We disagree.

Through our actions and shared efforts, solid progress has been made to reduce dangers and Non-Proliferation Treaty system is stronger as a result. By any objective measure, we are safer from nuclear terrorism than we were ten years ago.  Nuclear weapons material security work in Russia under the Bratislava initiative is nearly complete.

We've purchased over 300 metric tons of Russian weapons grade highly enriched uranium for down-blending.   We have converted 51 reactors in 31 countries to low enriched uranium, enabling us to secure two tons of weapons-usable material.  And we're working to dispose of 34 metric tons each of U.S. and Russian weapons grade plutonium.

From the establishment of GNEP to Libya's decision to end its nuclear development program, from the U.S.-Russian Bratislava Initiative that has secured hundreds of tons of nuclear materials and weapons in the former Soviet Union, to the U.S.-India Civil Nuclear Cooperation Agreement, we are moving toward the future envisioned when this organization was founded half a century ago.

But there is still much work to do.

If we continue to act with decisiveness today, when the world has its best opportunity ever to restructure the international fuel cycle in ways that fortify nonproliferation, we can prevent the emergence of new, nuclear weapons states and realize the economic and environmental benefits of nuclear energy on a truly global scale.

This is a bold agenda, developed out of necessity.  We can and must bring the nuclear renaissance we all know is in motion to a global level that will bring with it a new era of worldwide prosperity.

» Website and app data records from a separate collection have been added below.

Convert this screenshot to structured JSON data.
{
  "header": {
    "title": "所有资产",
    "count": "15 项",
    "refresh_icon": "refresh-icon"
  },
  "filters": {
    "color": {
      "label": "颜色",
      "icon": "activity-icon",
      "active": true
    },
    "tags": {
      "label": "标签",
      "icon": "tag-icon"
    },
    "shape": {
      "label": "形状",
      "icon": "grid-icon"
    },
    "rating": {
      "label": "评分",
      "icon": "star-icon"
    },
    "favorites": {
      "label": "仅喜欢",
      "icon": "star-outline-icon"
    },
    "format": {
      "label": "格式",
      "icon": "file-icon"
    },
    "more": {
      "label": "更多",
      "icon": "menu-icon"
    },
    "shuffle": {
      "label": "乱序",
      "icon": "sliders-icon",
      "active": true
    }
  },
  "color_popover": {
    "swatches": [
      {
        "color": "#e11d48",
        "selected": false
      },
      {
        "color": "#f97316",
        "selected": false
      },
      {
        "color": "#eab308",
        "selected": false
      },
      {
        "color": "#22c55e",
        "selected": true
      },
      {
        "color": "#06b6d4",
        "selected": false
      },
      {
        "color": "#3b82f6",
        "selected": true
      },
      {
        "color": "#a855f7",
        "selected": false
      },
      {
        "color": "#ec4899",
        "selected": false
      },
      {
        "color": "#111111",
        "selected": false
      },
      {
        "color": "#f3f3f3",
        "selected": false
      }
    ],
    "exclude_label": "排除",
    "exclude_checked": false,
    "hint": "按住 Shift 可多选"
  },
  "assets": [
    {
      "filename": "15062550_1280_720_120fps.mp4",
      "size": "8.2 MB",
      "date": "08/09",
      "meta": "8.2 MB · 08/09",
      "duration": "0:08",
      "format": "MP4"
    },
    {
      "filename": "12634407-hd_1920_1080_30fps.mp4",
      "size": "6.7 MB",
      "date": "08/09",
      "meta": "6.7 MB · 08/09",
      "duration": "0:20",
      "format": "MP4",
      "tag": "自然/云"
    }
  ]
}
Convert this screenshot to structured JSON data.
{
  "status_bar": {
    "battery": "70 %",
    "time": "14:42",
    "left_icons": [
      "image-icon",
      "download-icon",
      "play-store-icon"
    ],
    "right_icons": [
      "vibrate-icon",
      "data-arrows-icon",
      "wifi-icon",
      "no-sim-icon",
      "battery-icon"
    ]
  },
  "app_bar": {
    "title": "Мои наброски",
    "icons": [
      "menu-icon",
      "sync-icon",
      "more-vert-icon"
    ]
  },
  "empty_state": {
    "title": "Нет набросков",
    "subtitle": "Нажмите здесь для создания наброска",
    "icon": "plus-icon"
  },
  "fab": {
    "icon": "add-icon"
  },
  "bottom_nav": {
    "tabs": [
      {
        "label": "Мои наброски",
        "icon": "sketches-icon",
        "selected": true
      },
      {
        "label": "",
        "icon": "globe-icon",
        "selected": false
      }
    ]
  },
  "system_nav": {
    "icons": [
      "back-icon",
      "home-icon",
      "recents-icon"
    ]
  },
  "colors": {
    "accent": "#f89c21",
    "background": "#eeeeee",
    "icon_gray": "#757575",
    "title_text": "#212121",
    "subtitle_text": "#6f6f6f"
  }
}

Ladies and gentlemen of the IAEA, I thank you.

Location: Vienna, Austria

Media contact(s): Bethany Shively, (202) 586-4940